Data for review ->
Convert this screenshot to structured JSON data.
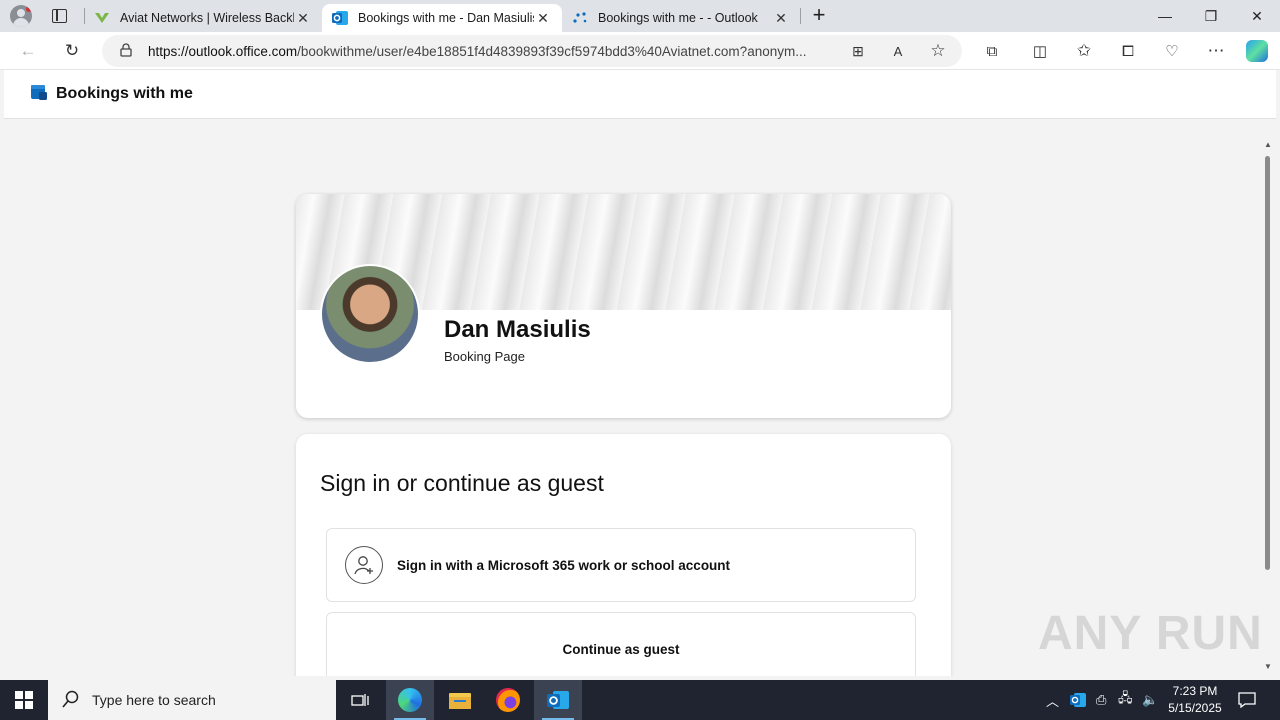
{
  "browser": {
    "tabs": [
      {
        "title": "Aviat Networks | Wireless Backha"
      },
      {
        "title": "Bookings with me - Dan Masiulis"
      },
      {
        "title": "Bookings with me - - Outlook"
      }
    ],
    "url_host": "https://outlook.office.com",
    "url_path": "/bookwithme/user/e4be18851f4d4839893f39cf5974bdd3%40Aviatnet.com?anonym..."
  },
  "app": {
    "title": "Bookings with me"
  },
  "profile": {
    "name": "Dan Masiulis",
    "subtitle": "Booking Page"
  },
  "signin": {
    "heading": "Sign in or continue as guest",
    "option_account": "Sign in with a Microsoft 365 work or school account",
    "option_guest": "Continue as guest"
  },
  "watermark": "ANY RUN",
  "taskbar": {
    "search_placeholder": "Type here to search",
    "time": "7:23 PM",
    "date": "5/15/2025"
  },
  "colors": {
    "accent": "#0f6cbd",
    "taskbar": "#1f2430"
  }
}
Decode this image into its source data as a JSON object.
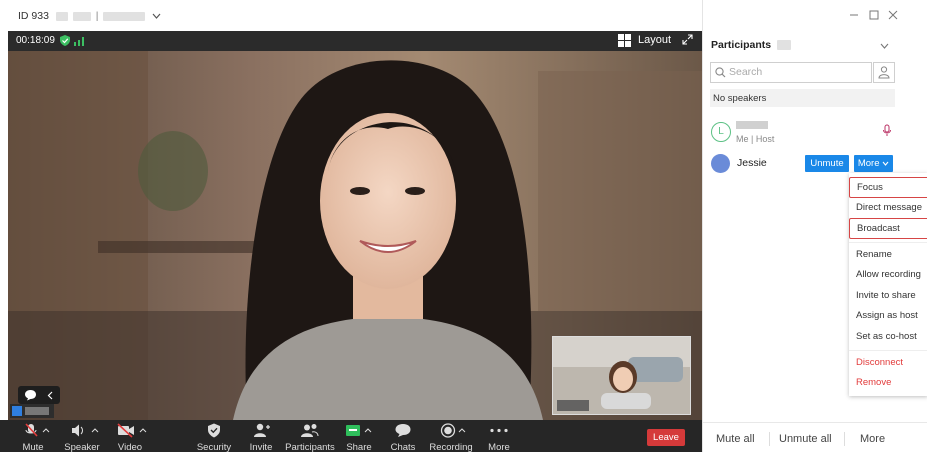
{
  "titlebar": {
    "meeting_id": "ID 933"
  },
  "meeting": {
    "duration": "00:18:09",
    "layout_label": "Layout"
  },
  "toolbar": {
    "mute": "Mute",
    "speaker": "Speaker",
    "video": "Video",
    "security": "Security",
    "invite": "Invite",
    "participants": "Participants",
    "share": "Share",
    "chats": "Chats",
    "recording": "Recording",
    "more": "More",
    "leave": "Leave"
  },
  "participants": {
    "title": "Participants",
    "search_placeholder": "Search",
    "no_speakers": "No speakers",
    "me": {
      "initial": "L",
      "role": "Me | Host"
    },
    "jessie": {
      "name": "Jessie",
      "unmute": "Unmute",
      "more": "More"
    }
  },
  "context_menu": {
    "items": [
      "Focus",
      "Direct message",
      "Broadcast",
      "Rename",
      "Allow recording",
      "Invite to share",
      "Assign as host",
      "Set as co-host"
    ],
    "danger_items": [
      "Disconnect",
      "Remove"
    ]
  },
  "footer": {
    "mute_all": "Mute all",
    "unmute_all": "Unmute all",
    "more": "More"
  },
  "colors": {
    "accent": "#1a88e8",
    "leave": "#d53a3a",
    "danger": "#e23b3b",
    "highlight_border": "#d64545"
  },
  "icons": [
    "shield-icon",
    "signal-icon",
    "layout-grid-icon",
    "expand-icon",
    "chevron-down-icon",
    "mic-muted-icon",
    "speaker-icon",
    "camera-off-icon",
    "shield-check-icon",
    "invite-icon",
    "participants-icon",
    "share-icon",
    "chat-icon",
    "record-icon",
    "more-dots-icon",
    "search-icon",
    "add-user-icon",
    "mic-icon",
    "minimize-icon",
    "maximize-icon",
    "close-icon"
  ]
}
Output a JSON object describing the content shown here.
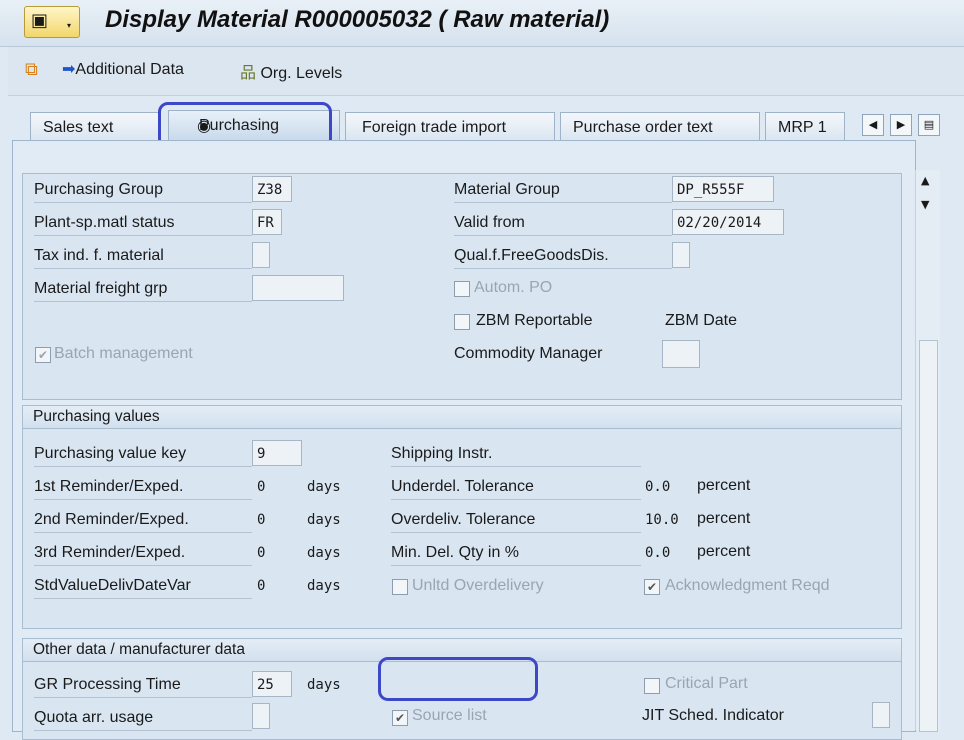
{
  "title": "Display Material R000005032 (      Raw material)",
  "toolbar": {
    "additional_data": "Additional Data",
    "org_levels": "Org. Levels"
  },
  "tabs": [
    "Sales text",
    "Purchasing",
    "Foreign trade import",
    "Purchase order text",
    "MRP 1"
  ],
  "general": {
    "purchasing_group": {
      "label": "Purchasing Group",
      "value": "Z38"
    },
    "plant_status": {
      "label": "Plant-sp.matl status",
      "value": "FR"
    },
    "tax_ind": {
      "label": "Tax ind. f. material",
      "value": ""
    },
    "freight_grp": {
      "label": "Material freight grp",
      "value": ""
    },
    "batch_mgmt": {
      "label": "Batch management",
      "checked": true
    },
    "material_group": {
      "label": "Material Group",
      "value": "DP_R555F"
    },
    "valid_from": {
      "label": "Valid from",
      "value": "02/20/2014"
    },
    "qual_free_goods": {
      "label": "Qual.f.FreeGoodsDis.",
      "value": ""
    },
    "autom_po": {
      "label": "Autom. PO",
      "checked": false
    },
    "zbm_reportable": {
      "label": "ZBM Reportable",
      "checked": false
    },
    "zbm_date": {
      "label": "ZBM Date"
    },
    "commodity_manager": {
      "label": "Commodity Manager",
      "value": ""
    }
  },
  "purchasing_values": {
    "title": "Purchasing values",
    "value_key": {
      "label": "Purchasing value key",
      "value": "9"
    },
    "reminder1": {
      "label": "1st Reminder/Exped.",
      "value": "0",
      "unit": "days"
    },
    "reminder2": {
      "label": "2nd Reminder/Exped.",
      "value": "0",
      "unit": "days"
    },
    "reminder3": {
      "label": "3rd Reminder/Exped.",
      "value": "0",
      "unit": "days"
    },
    "std_value": {
      "label": "StdValueDelivDateVar",
      "value": "0",
      "unit": "days"
    },
    "shipping_instr": {
      "label": "Shipping Instr.",
      "value": ""
    },
    "underdel": {
      "label": "Underdel. Tolerance",
      "value": "0.0",
      "unit": "percent"
    },
    "overdel": {
      "label": "Overdeliv. Tolerance",
      "value": "10.0",
      "unit": "percent"
    },
    "min_del": {
      "label": "Min. Del. Qty in %",
      "value": "0.0",
      "unit": "percent"
    },
    "unltd_overdel": {
      "label": "Unltd Overdelivery",
      "checked": false
    },
    "ack_reqd": {
      "label": "Acknowledgment Reqd",
      "checked": true
    }
  },
  "other_data": {
    "title": "Other data / manufacturer data",
    "gr_time": {
      "label": "GR Processing Time",
      "value": "25",
      "unit": "days"
    },
    "quota": {
      "label": "Quota arr. usage",
      "value": ""
    },
    "source_list": {
      "label": "Source list",
      "checked": true
    },
    "critical_part": {
      "label": "Critical Part",
      "checked": false
    },
    "jit": {
      "label": "JIT Sched. Indicator",
      "value": ""
    }
  }
}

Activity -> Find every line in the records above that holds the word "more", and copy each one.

Reply ->
    "more": "More",
      "more": "More"
    "more": "More"
    "more-dots-icon",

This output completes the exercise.